I’ll try to blog more often for those dedicated 2.5 readers out there, but in the next few weeks, I have something I’m working on for The Scofield, a mega-thinky platform led by the intrepid Tyler Malone (thanks, Tyler!) and a few assignments about Cuba I gotta focus on, and writing about Cuba always makes me happy. I can’t explain it. I’m a blonde suburban mom who grew up in the Snow Belt, who studied French instead of Spanish, and I’m as gringa as they come. But Cuba feels right. Maybe I’ll blog about that someday.



Tomorrow marks the 10th anniversary of my blog. The first thing I ever wrote was about the tiny bathroom in our tiny apartment in an old building located in an obnoxious strip mall of a town hugging the Hudson River. I hated the place but was distracted by motherhood and paying the rent. I had a toddler in diapers and a boss who was incredibly mean at a job I despised. I created this blog because he was so verbally abusive, constantly telling me I couldn’t write for crap. This blog was my middle finger to him, and, here we are a decade later, with people hiring me after reading my blog and deciding I could indeed effectively string sentences.


That editor, who developed a reputation for berating young women at work, was eventually fired, and I went on to work for other abusive or screwed up people who occupied that tier of middle management in New York City. Three years ago, I quit that scene, but I still blog for no other reason than to just write something that is not to spec, without a word count, maybe even lacking focus. My own little online soapbox that occasionally gets some attention. Who knew?

Many blogs are outlets for navel-gazing. I’ve never been all that interested in exploring myself or my feelings; I much prefer looking outward and jotting observations. That eventually translated into some travel writing assignments, and lately I’ve been building up that part of the portfolio. This month, I have a piece in the November issue of National Geographic Traveler and my fourth piece for the Los Angeles Times travel section appears this weekend. Last month, I had a highly trafficked piece in Guernica, an idea that just landed in my lap while on vacation in San Francisco. Recently, editors have been saying nice things about my writing, which as any writer will tell you, never gets old. So things are good.

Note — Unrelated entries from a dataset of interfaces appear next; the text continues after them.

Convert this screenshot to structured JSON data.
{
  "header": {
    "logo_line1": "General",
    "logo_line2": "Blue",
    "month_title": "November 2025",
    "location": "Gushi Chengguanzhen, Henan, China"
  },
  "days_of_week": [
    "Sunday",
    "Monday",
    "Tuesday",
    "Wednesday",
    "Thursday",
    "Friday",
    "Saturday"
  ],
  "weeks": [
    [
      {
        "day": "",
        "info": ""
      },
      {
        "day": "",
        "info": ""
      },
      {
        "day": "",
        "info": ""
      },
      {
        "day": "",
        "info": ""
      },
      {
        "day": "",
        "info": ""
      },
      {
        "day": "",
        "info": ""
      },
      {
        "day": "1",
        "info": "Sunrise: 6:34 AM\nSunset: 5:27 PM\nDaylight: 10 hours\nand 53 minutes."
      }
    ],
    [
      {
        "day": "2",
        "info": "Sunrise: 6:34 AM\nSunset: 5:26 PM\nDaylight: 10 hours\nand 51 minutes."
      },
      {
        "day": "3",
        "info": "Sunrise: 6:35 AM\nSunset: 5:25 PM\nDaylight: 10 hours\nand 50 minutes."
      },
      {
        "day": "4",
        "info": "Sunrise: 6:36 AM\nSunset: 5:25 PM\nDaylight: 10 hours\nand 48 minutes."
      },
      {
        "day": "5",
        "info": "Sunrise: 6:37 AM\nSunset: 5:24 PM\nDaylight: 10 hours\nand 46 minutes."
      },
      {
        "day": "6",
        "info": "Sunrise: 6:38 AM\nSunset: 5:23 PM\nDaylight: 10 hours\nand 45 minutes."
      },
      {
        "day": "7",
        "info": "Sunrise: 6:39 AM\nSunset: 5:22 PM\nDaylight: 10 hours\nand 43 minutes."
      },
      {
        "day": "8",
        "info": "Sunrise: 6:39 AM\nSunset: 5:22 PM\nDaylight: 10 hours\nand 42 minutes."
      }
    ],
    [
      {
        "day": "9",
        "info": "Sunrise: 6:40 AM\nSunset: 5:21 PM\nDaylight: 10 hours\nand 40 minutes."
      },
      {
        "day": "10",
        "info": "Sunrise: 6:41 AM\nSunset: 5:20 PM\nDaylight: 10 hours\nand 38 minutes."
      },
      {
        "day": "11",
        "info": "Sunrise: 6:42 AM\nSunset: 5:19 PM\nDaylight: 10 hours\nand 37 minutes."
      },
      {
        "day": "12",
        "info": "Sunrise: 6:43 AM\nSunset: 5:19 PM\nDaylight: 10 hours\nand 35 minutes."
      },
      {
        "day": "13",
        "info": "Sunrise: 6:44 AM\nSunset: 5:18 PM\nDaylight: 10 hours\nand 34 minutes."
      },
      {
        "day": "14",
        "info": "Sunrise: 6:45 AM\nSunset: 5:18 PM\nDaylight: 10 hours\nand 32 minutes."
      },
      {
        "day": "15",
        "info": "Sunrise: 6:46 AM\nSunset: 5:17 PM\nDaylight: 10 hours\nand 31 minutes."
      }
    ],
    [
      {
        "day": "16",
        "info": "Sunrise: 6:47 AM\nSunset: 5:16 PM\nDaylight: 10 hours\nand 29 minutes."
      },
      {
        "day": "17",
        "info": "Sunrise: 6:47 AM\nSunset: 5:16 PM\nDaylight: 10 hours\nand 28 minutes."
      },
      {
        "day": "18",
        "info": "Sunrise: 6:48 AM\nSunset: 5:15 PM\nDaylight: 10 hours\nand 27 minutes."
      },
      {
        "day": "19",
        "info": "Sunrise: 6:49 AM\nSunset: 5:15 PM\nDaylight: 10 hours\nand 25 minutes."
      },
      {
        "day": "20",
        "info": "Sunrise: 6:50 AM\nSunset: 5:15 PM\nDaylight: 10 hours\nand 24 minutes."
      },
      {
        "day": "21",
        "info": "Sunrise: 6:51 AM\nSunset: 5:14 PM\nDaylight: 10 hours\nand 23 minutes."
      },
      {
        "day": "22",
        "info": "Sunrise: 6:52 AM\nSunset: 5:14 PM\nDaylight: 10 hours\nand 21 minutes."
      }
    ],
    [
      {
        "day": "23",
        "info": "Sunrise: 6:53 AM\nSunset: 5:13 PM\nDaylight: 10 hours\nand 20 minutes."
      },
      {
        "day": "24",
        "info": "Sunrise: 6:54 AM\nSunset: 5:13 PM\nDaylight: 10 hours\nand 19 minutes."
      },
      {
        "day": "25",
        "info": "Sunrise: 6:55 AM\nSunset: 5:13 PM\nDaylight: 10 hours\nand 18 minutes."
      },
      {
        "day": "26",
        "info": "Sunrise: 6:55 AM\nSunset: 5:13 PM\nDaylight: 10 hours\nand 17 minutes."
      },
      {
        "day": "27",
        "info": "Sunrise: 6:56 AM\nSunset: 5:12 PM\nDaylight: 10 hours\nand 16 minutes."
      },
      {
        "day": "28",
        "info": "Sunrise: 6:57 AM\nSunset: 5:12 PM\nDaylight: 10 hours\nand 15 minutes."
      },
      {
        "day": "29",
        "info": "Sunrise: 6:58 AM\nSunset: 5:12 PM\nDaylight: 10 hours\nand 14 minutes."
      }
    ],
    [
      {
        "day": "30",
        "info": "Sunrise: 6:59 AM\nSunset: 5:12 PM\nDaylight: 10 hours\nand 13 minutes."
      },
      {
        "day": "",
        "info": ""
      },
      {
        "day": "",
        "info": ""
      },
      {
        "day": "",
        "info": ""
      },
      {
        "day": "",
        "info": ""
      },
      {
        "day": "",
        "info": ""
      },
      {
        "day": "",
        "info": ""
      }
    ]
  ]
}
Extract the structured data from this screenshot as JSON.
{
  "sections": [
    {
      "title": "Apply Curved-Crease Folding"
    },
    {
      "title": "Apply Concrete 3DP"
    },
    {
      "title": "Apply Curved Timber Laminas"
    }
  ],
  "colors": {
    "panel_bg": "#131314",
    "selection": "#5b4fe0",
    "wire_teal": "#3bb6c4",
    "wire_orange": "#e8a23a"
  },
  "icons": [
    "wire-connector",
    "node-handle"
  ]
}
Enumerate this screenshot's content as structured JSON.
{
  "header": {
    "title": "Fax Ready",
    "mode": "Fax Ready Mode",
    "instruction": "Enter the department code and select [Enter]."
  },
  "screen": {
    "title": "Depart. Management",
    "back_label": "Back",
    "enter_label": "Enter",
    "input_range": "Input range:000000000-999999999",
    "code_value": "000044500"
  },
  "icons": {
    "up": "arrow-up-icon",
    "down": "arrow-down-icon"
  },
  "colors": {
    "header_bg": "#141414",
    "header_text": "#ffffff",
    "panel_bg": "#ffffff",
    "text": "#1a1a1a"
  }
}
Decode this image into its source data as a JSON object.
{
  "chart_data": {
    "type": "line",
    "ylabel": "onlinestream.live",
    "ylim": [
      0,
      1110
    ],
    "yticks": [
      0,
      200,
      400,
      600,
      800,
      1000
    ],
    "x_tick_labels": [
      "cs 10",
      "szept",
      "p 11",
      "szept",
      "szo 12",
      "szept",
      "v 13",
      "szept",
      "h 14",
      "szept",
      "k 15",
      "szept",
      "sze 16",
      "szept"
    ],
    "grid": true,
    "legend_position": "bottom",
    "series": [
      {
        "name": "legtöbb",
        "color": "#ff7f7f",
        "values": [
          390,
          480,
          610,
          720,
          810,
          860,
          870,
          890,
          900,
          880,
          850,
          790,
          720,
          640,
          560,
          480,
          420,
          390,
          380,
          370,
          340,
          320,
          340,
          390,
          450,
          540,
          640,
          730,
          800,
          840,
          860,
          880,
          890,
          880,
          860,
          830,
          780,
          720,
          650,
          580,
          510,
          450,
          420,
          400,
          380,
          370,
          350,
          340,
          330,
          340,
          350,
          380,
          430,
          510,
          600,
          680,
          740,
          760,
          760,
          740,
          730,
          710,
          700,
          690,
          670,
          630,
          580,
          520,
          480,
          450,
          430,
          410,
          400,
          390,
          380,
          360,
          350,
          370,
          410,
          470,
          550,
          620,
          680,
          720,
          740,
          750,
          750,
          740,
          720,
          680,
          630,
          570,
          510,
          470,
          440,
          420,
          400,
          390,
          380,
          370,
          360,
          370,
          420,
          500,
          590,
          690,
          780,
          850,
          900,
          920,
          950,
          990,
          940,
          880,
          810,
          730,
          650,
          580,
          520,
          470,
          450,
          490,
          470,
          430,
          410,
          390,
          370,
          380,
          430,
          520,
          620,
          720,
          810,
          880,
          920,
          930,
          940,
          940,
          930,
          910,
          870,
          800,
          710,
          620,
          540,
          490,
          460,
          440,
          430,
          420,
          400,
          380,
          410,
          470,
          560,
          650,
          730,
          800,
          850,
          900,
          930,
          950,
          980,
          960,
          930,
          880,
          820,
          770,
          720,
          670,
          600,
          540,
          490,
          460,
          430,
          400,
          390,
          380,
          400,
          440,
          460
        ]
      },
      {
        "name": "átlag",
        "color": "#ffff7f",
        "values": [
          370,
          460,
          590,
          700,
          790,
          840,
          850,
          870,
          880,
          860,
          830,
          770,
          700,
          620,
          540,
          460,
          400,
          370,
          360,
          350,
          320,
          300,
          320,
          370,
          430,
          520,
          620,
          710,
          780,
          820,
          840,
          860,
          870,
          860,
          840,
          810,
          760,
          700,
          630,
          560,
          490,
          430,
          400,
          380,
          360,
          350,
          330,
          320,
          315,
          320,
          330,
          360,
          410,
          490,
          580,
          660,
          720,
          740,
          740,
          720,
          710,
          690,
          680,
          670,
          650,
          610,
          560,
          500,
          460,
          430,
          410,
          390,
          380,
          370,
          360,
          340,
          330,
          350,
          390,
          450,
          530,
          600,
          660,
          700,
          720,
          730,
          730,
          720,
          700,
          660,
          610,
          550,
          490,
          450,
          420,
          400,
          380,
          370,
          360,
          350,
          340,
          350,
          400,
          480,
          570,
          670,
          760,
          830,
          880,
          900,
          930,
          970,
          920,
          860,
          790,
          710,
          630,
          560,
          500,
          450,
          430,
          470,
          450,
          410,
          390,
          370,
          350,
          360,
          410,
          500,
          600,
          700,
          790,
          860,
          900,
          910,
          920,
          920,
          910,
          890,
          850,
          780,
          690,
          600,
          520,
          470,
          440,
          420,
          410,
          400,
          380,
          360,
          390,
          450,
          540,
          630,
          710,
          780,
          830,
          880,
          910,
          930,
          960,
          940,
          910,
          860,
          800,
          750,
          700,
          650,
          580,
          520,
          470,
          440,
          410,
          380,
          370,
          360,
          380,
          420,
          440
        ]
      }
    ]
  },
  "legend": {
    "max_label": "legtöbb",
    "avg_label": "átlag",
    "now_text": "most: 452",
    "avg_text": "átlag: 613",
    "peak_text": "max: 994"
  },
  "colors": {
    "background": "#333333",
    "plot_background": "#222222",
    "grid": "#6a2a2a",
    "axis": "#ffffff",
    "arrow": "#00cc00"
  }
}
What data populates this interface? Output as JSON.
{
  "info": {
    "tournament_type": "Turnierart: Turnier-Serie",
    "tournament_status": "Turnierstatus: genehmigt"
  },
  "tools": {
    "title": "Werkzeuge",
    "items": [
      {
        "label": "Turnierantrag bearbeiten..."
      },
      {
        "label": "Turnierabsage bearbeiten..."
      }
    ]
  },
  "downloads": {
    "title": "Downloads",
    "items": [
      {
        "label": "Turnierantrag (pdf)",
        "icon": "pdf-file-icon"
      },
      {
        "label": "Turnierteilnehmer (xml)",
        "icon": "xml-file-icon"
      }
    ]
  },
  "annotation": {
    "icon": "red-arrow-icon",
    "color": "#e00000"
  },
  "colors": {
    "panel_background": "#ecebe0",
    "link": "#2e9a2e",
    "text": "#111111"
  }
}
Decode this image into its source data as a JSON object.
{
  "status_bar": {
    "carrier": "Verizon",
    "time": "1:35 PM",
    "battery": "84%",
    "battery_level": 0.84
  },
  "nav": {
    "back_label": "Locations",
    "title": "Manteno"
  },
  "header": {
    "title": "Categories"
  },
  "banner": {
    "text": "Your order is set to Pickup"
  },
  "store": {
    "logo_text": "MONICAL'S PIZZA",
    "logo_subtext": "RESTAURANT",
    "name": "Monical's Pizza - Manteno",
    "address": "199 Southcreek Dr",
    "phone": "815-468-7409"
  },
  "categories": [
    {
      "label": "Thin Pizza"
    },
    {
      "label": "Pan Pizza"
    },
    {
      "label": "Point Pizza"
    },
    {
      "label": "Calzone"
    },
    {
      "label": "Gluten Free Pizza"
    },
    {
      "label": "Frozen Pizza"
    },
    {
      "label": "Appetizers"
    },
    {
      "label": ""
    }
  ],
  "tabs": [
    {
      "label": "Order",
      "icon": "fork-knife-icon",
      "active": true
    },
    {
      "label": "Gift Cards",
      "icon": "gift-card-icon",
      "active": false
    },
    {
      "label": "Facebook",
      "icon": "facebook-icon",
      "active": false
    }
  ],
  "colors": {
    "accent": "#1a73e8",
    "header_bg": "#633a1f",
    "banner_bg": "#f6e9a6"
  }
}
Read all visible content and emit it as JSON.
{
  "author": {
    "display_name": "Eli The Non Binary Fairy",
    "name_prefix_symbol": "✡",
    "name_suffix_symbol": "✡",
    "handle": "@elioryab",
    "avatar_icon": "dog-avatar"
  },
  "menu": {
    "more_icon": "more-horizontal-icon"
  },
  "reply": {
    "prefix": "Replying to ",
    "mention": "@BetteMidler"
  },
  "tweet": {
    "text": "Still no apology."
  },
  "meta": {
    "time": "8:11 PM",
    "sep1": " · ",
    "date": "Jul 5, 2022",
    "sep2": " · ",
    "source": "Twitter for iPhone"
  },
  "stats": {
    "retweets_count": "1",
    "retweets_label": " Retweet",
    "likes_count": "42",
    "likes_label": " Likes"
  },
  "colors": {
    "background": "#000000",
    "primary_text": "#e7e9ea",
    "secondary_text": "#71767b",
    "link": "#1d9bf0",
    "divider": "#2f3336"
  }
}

To celebrate our 10-year wedding anniversary, Mike and I went to Daniel. To celebrate my 10-year blogging anniversary tomorrow, I’ll be cleaning a chicken coop and vacuuming our living room even though blogging can be as much as fun as marriage and any excuse to have cake and champagne is a good excuse. Over the course of this blog, I changed jobs a number of times, but I’m still married to the same guy, we have a healthy, happy sixth grader, we dragged her to nine countries and several states, and to paraphrase Dani Shapiro, I’m still writing—and getting paid for it! We’re all still here, still chugging along, still doing our thing minus one loud, miserable editor, and come to think of it, that’s worth cake and champagne after all.